==== DATA FOR THIS TASK ====

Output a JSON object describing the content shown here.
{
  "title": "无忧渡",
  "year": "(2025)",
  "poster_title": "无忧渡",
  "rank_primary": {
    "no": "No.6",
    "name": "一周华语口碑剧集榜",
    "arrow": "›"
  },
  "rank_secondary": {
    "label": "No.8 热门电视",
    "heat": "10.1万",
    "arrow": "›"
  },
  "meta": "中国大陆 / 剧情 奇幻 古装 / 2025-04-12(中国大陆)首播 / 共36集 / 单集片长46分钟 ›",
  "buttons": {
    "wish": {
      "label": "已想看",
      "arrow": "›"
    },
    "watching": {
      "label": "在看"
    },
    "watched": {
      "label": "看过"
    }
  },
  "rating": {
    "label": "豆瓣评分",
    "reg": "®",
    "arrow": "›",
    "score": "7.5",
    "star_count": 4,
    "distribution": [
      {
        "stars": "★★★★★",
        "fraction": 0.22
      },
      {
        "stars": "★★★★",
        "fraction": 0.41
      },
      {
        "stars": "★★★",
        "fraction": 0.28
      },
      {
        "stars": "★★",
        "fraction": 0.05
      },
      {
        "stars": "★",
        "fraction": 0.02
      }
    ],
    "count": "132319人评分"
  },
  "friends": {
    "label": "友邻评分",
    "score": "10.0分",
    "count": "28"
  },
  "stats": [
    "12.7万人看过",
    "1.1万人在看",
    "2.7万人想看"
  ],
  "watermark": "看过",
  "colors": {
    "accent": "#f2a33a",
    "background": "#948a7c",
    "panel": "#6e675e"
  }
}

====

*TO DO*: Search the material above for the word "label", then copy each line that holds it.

*SOLUTION*:
    "label": "No.8 热门电视",
      "label": "已想看",
      "label": "在看"
      "label": "看过"
    "label": "豆瓣评分",
    "label": "友邻评分",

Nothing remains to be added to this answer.